Exercise requirements: Print, exactly and completely, every entry in the data.

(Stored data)
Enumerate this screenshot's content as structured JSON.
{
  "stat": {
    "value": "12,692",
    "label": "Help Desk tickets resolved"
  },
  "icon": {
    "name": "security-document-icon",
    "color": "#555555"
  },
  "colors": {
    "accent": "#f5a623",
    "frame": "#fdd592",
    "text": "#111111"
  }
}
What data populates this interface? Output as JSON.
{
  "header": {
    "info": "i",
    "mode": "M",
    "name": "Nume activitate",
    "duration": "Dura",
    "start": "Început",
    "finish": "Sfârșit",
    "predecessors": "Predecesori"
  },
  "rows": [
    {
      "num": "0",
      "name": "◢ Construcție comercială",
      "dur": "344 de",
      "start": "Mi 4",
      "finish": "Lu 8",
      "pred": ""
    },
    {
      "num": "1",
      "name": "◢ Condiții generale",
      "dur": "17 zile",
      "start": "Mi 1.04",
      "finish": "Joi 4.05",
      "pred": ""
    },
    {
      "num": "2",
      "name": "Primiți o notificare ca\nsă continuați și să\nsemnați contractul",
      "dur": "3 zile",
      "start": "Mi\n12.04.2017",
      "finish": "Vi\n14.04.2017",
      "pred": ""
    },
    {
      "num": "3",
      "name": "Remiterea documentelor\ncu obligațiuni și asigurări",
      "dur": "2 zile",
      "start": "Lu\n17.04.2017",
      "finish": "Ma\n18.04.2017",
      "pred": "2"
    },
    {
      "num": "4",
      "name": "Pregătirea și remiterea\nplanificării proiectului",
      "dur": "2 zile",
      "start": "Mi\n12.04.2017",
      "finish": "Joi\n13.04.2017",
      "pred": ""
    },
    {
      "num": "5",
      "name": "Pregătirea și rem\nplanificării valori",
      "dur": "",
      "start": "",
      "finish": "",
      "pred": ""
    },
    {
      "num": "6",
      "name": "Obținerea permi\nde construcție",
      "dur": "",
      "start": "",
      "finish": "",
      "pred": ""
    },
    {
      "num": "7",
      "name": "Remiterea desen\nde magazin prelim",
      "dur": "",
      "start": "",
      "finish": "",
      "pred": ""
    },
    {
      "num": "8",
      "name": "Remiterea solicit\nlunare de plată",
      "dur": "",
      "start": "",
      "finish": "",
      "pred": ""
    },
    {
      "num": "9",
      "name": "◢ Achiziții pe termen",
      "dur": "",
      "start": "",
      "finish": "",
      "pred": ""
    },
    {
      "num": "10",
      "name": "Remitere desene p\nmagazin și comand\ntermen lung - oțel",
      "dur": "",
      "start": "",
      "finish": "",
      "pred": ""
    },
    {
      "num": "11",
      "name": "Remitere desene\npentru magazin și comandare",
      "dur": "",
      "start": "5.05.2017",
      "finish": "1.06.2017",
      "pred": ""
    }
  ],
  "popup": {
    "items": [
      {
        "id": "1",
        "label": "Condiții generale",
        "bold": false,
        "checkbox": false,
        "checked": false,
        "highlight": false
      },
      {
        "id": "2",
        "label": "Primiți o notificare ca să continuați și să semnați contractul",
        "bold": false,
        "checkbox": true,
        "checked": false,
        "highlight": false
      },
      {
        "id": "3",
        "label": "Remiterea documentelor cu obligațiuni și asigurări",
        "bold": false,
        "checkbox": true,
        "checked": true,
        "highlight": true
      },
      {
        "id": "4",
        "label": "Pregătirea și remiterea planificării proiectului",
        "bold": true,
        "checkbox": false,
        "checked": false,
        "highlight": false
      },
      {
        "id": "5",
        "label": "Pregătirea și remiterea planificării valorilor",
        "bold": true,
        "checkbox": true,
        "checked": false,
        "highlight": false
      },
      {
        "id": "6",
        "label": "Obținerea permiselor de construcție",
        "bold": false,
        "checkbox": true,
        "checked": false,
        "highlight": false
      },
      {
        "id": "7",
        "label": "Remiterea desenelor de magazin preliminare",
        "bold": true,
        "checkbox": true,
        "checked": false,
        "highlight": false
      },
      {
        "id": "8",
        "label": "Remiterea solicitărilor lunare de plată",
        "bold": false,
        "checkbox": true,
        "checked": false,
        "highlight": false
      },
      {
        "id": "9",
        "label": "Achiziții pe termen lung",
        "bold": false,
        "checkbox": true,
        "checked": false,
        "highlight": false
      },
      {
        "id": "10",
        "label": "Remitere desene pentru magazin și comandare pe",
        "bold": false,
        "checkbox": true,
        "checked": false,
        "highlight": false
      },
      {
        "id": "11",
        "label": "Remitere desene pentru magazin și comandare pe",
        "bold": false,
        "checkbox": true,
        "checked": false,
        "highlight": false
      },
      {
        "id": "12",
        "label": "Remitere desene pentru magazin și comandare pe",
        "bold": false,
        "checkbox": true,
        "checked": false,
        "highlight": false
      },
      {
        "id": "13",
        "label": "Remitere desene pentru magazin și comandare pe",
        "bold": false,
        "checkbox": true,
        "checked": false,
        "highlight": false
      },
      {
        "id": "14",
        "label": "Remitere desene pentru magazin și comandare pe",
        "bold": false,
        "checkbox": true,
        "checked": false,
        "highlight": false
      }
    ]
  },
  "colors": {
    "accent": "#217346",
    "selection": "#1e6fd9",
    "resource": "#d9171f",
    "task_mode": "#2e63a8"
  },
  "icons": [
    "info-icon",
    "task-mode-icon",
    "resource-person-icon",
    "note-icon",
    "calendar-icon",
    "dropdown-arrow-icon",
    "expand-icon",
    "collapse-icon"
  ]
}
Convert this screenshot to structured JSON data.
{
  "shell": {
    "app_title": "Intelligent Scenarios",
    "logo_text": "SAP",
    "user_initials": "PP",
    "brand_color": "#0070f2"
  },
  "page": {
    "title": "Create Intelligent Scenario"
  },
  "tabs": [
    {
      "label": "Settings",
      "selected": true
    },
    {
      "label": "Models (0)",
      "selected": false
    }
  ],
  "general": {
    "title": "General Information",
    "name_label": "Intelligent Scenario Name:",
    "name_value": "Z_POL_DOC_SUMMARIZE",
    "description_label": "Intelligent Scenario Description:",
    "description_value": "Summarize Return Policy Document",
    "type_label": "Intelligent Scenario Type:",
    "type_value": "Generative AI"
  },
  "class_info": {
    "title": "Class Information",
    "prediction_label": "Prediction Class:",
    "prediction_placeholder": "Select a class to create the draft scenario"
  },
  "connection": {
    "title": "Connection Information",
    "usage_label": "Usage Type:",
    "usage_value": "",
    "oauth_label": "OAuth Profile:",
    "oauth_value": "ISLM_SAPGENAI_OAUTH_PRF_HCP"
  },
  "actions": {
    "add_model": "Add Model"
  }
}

Output for this exercise:
Enumerate this screenshot's content as structured JSON.
{
  "stat": {
    "value": "12,692",
    "label": "Help Desk tickets resolved"
  },
  "icon": {
    "name": "security-document-icon",
    "color": "#555555"
  },
  "colors": {
    "accent": "#f5a623",
    "frame": "#fdd592",
    "text": "#111111"
  }
}
What data populates this interface? Output as JSON.
{
  "header": {
    "info": "i",
    "mode": "M",
    "name": "Nume activitate",
    "duration": "Dura",
    "start": "Început",
    "finish": "Sfârșit",
    "predecessors": "Predecesori"
  },
  "rows": [
    {
      "num": "0",
      "name": "◢ Construcție comercială",
      "dur": "344 de",
      "start": "Mi 4",
      "finish": "Lu 8",
      "pred": ""
    },
    {
      "num": "1",
      "name": "◢ Condiții generale",
      "dur": "17 zile",
      "start": "Mi 1.04",
      "finish": "Joi 4.05",
      "pred": ""
    },
    {
      "num": "2",
      "name": "Primiți o notificare ca\nsă continuați și să\nsemnați contractul",
      "dur": "3 zile",
      "start": "Mi\n12.04.2017",
      "finish": "Vi\n14.04.2017",
      "pred": ""
    },
    {
      "num": "3",
      "name": "Remiterea documentelor\ncu obligațiuni și asigurări",
      "dur": "2 zile",
      "start": "Lu\n17.04.2017",
      "finish": "Ma\n18.04.2017",
      "pred": "2"
    },
    {
      "num": "4",
      "name": "Pregătirea și remiterea\nplanificării proiectului",
      "dur": "2 zile",
      "start": "Mi\n12.04.2017",
      "finish": "Joi\n13.04.2017",
      "pred": ""
    },
    {
      "num": "5",
      "name": "Pregătirea și rem\nplanificării valori",
      "dur": "",
      "start": "",
      "finish": "",
      "pred": ""
    },
    {
      "num": "6",
      "name": "Obținerea permi\nde construcție",
      "dur": "",
      "start": "",
      "finish": "",
      "pred": ""
    },
    {
      "num": "7",
      "name": "Remiterea desen\nde magazin prelim",
      "dur": "",
      "start": "",
      "finish": "",
      "pred": ""
    },
    {
      "num": "8",
      "name": "Remiterea solicit\nlunare de plată",
      "dur": "",
      "start": "",
      "finish": "",
      "pred": ""
    },
    {
      "num": "9",
      "name": "◢ Achiziții pe termen",
      "dur": "",
      "start": "",
      "finish": "",
      "pred": ""
    },
    {
      "num": "10",
      "name": "Remitere desene p\nmagazin și comand\ntermen lung - oțel",
      "dur": "",
      "start": "",
      "finish": "",
      "pred": ""
    },
    {
      "num": "11",
      "name": "Remitere desene\npentru magazin și comandare",
      "dur": "",
      "start": "5.05.2017",
      "finish": "1.06.2017",
      "pred": ""
    }
  ],
  "popup": {
    "items": [
      {
        "id": "1",
        "label": "Condiții generale",
        "bold": false,
        "checkbox": false,
        "checked": false,
        "highlight": false
      },
      {
        "id": "2",
        "label": "Primiți o notificare ca să continuați și să semnați contractul",
        "bold": false,
        "checkbox": true,
        "checked": false,
        "highlight": false
      },
      {
        "id": "3",
        "label": "Remiterea documentelor cu obligațiuni și asigurări",
        "bold": false,
        "checkbox": true,
        "checked": true,
        "highlight": true
      },
      {
        "id": "4",
        "label": "Pregătirea și remiterea planificării proiectului",
        "bold": true,
        "checkbox": false,
        "checked": false,
        "highlight": false
      },
      {
        "id": "5",
        "label": "Pregătirea și remiterea planificării valorilor",
        "bold": true,
        "checkbox": true,
        "checked": false,
        "highlight": false
      },
      {
        "id": "6",
        "label": "Obținerea permiselor de construcție",
        "bold": false,
        "checkbox": true,
        "checked": false,
        "highlight": false
      },
      {
        "id": "7",
        "label": "Remiterea desenelor de magazin preliminare",
        "bold": true,
        "checkbox": true,
        "checked": false,
        "highlight": false
      },
      {
        "id": "8",
        "label": "Remiterea solicitărilor lunare de plată",
        "bold": false,
        "checkbox": true,
        "checked": false,
        "highlight": false
      },
      {
        "id": "9",
        "label": "Achiziții pe termen lung",
        "bold": false,
        "checkbox": true,
        "checked": false,
        "highlight": false
      },
      {
        "id": "10",
        "label": "Remitere desene pentru magazin și comandare pe",
        "bold": false,
        "checkbox": true,
        "checked": false,
        "highlight": false
      },
      {
        "id": "11",
        "label": "Remitere desene pentru magazin și comandare pe",
        "bold": false,
        "checkbox": true,
        "checked": false,
        "highlight": false
      },
      {
        "id": "12",
        "label": "Remitere desene pentru magazin și comandare pe",
        "bold": false,
        "checkbox": true,
        "checked": false,
        "highlight": false
      },
      {
        "id": "13",
        "label": "Remitere desene pentru magazin și comandare pe",
        "bold": false,
        "checkbox": true,
        "checked": false,
        "highlight": false
      },
      {
        "id": "14",
        "label": "Remitere desene pentru magazin și comandare pe",
        "bold": false,
        "checkbox": true,
        "checked": false,
        "highlight": false
      }
    ]
  },
  "colors": {
    "accent": "#217346",
    "selection": "#1e6fd9",
    "resource": "#d9171f",
    "task_mode": "#2e63a8"
  },
  "icons": [
    "info-icon",
    "task-mode-icon",
    "resource-person-icon",
    "note-icon",
    "calendar-icon",
    "dropdown-arrow-icon",
    "expand-icon",
    "collapse-icon"
  ]
}
Convert this screenshot to structured JSON data.
{
  "shell": {
    "app_title": "Intelligent Scenarios",
    "logo_text": "SAP",
    "user_initials": "PP",
    "brand_color": "#0070f2"
  },
  "page": {
    "title": "Create Intelligent Scenario"
  },
  "tabs": [
    {
      "label": "Settings",
      "selected": true
    },
    {
      "label": "Models (0)",
      "selected": false
    }
  ],
  "general": {
    "title": "General Information",
    "name_label": "Intelligent Scenario Name:",
    "name_value": "Z_POL_DOC_SUMMARIZE",
    "description_label": "Intelligent Scenario Description:",
    "description_value": "Summarize Return Policy Document",
    "type_label": "Intelligent Scenario Type:",
    "type_value": "Generative AI"
  },
  "class_info": {
    "title": "Class Information",
    "prediction_label": "Prediction Class:",
    "prediction_placeholder": "Select a class to create the draft scenario"
  },
  "connection": {
    "title": "Connection Information",
    "usage_label": "Usage Type:",
    "usage_value": "",
    "oauth_label": "OAuth Profile:",
    "oauth_value": "ISLM_SAPGENAI_OAUTH_PRF_HCP"
  },
  "actions": {
    "add_model": "Add Model"
  }
}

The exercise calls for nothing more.